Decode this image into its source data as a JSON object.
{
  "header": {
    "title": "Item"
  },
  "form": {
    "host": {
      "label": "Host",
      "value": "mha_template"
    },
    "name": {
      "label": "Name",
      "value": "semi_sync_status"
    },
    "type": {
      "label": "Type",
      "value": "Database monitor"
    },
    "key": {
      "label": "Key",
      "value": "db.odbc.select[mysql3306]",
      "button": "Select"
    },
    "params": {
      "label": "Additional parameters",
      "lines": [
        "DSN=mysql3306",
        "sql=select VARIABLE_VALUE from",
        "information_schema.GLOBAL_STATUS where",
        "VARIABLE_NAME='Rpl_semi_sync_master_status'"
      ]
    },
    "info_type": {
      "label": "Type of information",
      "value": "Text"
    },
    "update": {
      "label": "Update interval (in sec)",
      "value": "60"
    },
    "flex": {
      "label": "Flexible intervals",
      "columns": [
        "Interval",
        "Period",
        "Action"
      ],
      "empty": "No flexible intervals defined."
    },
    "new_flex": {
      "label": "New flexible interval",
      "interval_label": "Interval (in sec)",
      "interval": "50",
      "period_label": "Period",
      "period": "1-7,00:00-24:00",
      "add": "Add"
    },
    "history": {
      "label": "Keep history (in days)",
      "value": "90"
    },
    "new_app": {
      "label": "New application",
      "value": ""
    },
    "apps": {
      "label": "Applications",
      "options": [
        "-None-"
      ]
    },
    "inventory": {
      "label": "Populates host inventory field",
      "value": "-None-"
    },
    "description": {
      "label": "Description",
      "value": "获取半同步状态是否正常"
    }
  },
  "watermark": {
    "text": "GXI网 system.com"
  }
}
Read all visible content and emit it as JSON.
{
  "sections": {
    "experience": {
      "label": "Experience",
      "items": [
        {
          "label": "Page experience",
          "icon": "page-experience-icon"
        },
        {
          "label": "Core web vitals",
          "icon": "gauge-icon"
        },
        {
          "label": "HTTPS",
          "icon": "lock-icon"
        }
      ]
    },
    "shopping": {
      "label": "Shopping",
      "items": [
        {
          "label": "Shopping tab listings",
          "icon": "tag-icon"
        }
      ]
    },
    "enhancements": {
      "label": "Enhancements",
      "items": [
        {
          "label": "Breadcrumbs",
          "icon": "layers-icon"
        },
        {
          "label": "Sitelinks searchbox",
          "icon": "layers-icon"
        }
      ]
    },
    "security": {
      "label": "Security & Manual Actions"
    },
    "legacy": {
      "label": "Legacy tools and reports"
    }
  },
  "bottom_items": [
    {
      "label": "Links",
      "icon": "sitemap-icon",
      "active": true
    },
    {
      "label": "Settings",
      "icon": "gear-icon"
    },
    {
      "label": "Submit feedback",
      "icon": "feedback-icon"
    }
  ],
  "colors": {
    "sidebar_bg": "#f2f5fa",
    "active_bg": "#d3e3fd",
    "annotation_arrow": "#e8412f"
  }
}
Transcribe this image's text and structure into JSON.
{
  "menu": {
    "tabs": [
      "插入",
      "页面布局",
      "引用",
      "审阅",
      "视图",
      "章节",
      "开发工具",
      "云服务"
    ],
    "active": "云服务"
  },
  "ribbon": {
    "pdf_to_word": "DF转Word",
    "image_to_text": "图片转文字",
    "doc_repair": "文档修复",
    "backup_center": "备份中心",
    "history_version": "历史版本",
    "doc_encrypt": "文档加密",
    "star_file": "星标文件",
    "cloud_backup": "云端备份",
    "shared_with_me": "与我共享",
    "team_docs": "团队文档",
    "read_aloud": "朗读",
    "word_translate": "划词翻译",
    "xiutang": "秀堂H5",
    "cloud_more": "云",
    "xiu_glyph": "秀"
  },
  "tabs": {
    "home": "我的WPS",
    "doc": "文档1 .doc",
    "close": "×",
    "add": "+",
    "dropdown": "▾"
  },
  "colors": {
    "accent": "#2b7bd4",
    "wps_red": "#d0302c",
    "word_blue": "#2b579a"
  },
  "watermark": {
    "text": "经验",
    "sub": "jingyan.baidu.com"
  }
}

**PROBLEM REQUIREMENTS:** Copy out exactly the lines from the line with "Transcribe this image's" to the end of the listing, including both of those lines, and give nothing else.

**RESPONSE:**
Transcribe this image's text and structure into JSON.
{
  "menu": {
    "tabs": [
      "插入",
      "页面布局",
      "引用",
      "审阅",
      "视图",
      "章节",
      "开发工具",
      "云服务"
    ],
    "active": "云服务"
  },
  "ribbon": {
    "pdf_to_word": "DF转Word",
    "image_to_text": "图片转文字",
    "doc_repair": "文档修复",
    "backup_center": "备份中心",
    "history_version": "历史版本",
    "doc_encrypt": "文档加密",
    "star_file": "星标文件",
    "cloud_backup": "云端备份",
    "shared_with_me": "与我共享",
    "team_docs": "团队文档",
    "read_aloud": "朗读",
    "word_translate": "划词翻译",
    "xiutang": "秀堂H5",
    "cloud_more": "云",
    "xiu_glyph": "秀"
  },
  "tabs": {
    "home": "我的WPS",
    "doc": "文档1 .doc",
    "close": "×",
    "add": "+",
    "dropdown": "▾"
  },
  "colors": {
    "accent": "#2b7bd4",
    "wps_red": "#d0302c",
    "word_blue": "#2b579a"
  },
  "watermark": {
    "text": "经验",
    "sub": "jingyan.baidu.com"
  }
}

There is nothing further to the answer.